**TASK TO COMPLETE**
Could you give back every entry below exactly, with the pictures dropped?

**DATA FOR REVIEW**
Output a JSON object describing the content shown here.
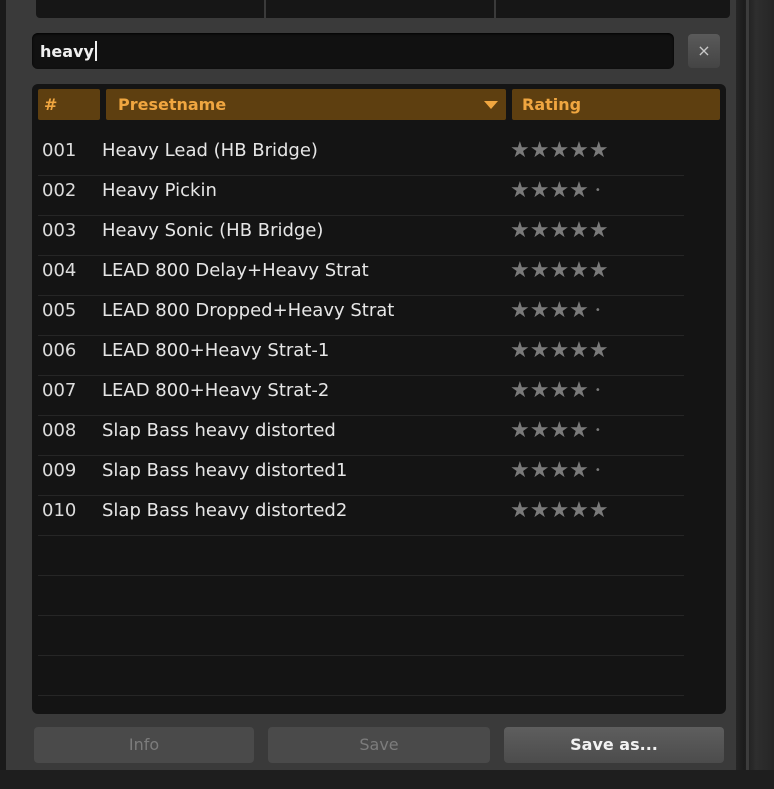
{
  "search": {
    "value": "heavy",
    "clear_label": "×"
  },
  "columns": {
    "number": "#",
    "name": "Presetname",
    "rating": "Rating"
  },
  "presets": [
    {
      "number": "001",
      "name": "Heavy Lead  (HB Bridge)",
      "rating": 5,
      "stars": "★★★★★"
    },
    {
      "number": "002",
      "name": "Heavy Pickin",
      "rating": 4,
      "stars": "★★★★"
    },
    {
      "number": "003",
      "name": "Heavy Sonic (HB Bridge)",
      "rating": 5,
      "stars": "★★★★★"
    },
    {
      "number": "004",
      "name": "LEAD 800 Delay+Heavy Strat",
      "rating": 5,
      "stars": "★★★★★"
    },
    {
      "number": "005",
      "name": "LEAD 800 Dropped+Heavy Strat",
      "rating": 4,
      "stars": "★★★★"
    },
    {
      "number": "006",
      "name": "LEAD 800+Heavy Strat-1",
      "rating": 5,
      "stars": "★★★★★"
    },
    {
      "number": "007",
      "name": "LEAD 800+Heavy Strat-2",
      "rating": 4,
      "stars": "★★★★"
    },
    {
      "number": "008",
      "name": "Slap Bass heavy distorted",
      "rating": 4,
      "stars": "★★★★"
    },
    {
      "number": "009",
      "name": "Slap Bass heavy distorted1",
      "rating": 4,
      "stars": "★★★★"
    },
    {
      "number": "010",
      "name": "Slap Bass heavy distorted2",
      "rating": 5,
      "stars": "★★★★★"
    }
  ],
  "buttons": {
    "info": "Info",
    "save": "Save",
    "save_as": "Save as..."
  },
  "colors": {
    "header_bg": "#5e3f10",
    "header_text": "#f0a640",
    "star": "#7a7a7a"
  }
}
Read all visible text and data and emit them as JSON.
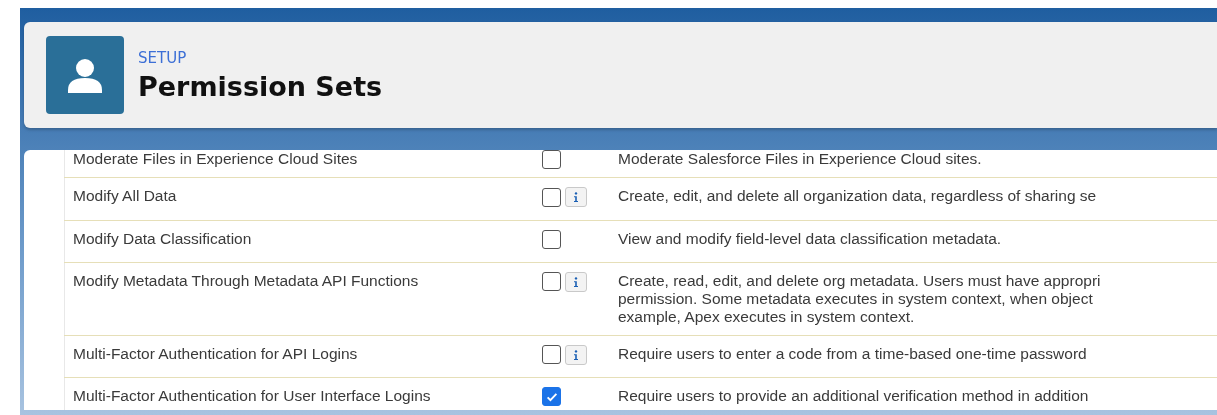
{
  "header": {
    "eyebrow": "SETUP",
    "title": "Permission Sets"
  },
  "rows": [
    {
      "name": "Moderate Files in Experience Cloud Sites",
      "checked": false,
      "info": false,
      "description": [
        "Moderate Salesforce Files in Experience Cloud sites."
      ]
    },
    {
      "name": "Modify All Data",
      "checked": false,
      "info": true,
      "description": [
        "Create, edit, and delete all organization data, regardless of sharing se"
      ]
    },
    {
      "name": "Modify Data Classification",
      "checked": false,
      "info": false,
      "description": [
        "View and modify field-level data classification metadata."
      ]
    },
    {
      "name": "Modify Metadata Through Metadata API Functions",
      "checked": false,
      "info": true,
      "description": [
        "Create, read, edit, and delete org metadata. Users must have appropri",
        "permission. Some metadata executes in system context, when object",
        "example, Apex executes in system context."
      ]
    },
    {
      "name": "Multi-Factor Authentication for API Logins",
      "checked": false,
      "info": true,
      "description": [
        "Require users to enter a code from a time-based one-time password"
      ]
    },
    {
      "name": "Multi-Factor Authentication for User Interface Logins",
      "checked": true,
      "info": false,
      "description": [
        "Require users to provide an additional verification method in addition"
      ]
    }
  ]
}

**ANSWER BOX**
Output a JSON object describing the content shown here.
{
  "search": {
    "value": "heavy",
    "clear_label": "×"
  },
  "columns": {
    "number": "#",
    "name": "Presetname",
    "rating": "Rating"
  },
  "presets": [
    {
      "number": "001",
      "name": "Heavy Lead  (HB Bridge)",
      "rating": 5,
      "stars": "★★★★★"
    },
    {
      "number": "002",
      "name": "Heavy Pickin",
      "rating": 4,
      "stars": "★★★★"
    },
    {
      "number": "003",
      "name": "Heavy Sonic (HB Bridge)",
      "rating": 5,
      "stars": "★★★★★"
    },
    {
      "number": "004",
      "name": "LEAD 800 Delay+Heavy Strat",
      "rating": 5,
      "stars": "★★★★★"
    },
    {
      "number": "005",
      "name": "LEAD 800 Dropped+Heavy Strat",
      "rating": 4,
      "stars": "★★★★"
    },
    {
      "number": "006",
      "name": "LEAD 800+Heavy Strat-1",
      "rating": 5,
      "stars": "★★★★★"
    },
    {
      "number": "007",
      "name": "LEAD 800+Heavy Strat-2",
      "rating": 4,
      "stars": "★★★★"
    },
    {
      "number": "008",
      "name": "Slap Bass heavy distorted",
      "rating": 4,
      "stars": "★★★★"
    },
    {
      "number": "009",
      "name": "Slap Bass heavy distorted1",
      "rating": 4,
      "stars": "★★★★"
    },
    {
      "number": "010",
      "name": "Slap Bass heavy distorted2",
      "rating": 5,
      "stars": "★★★★★"
    }
  ],
  "buttons": {
    "info": "Info",
    "save": "Save",
    "save_as": "Save as..."
  },
  "colors": {
    "header_bg": "#5e3f10",
    "header_text": "#f0a640",
    "star": "#7a7a7a"
  }
}
Read all visible text and data and emit them as JSON.
{
  "header": {
    "eyebrow": "SETUP",
    "title": "Permission Sets"
  },
  "rows": [
    {
      "name": "Moderate Files in Experience Cloud Sites",
      "checked": false,
      "info": false,
      "description": [
        "Moderate Salesforce Files in Experience Cloud sites."
      ]
    },
    {
      "name": "Modify All Data",
      "checked": false,
      "info": true,
      "description": [
        "Create, edit, and delete all organization data, regardless of sharing se"
      ]
    },
    {
      "name": "Modify Data Classification",
      "checked": false,
      "info": false,
      "description": [
        "View and modify field-level data classification metadata."
      ]
    },
    {
      "name": "Modify Metadata Through Metadata API Functions",
      "checked": false,
      "info": true,
      "description": [
        "Create, read, edit, and delete org metadata. Users must have appropri",
        "permission. Some metadata executes in system context, when object",
        "example, Apex executes in system context."
      ]
    },
    {
      "name": "Multi-Factor Authentication for API Logins",
      "checked": false,
      "info": true,
      "description": [
        "Require users to enter a code from a time-based one-time password"
      ]
    },
    {
      "name": "Multi-Factor Authentication for User Interface Logins",
      "checked": true,
      "info": false,
      "description": [
        "Require users to provide an additional verification method in addition"
      ]
    }
  ]
}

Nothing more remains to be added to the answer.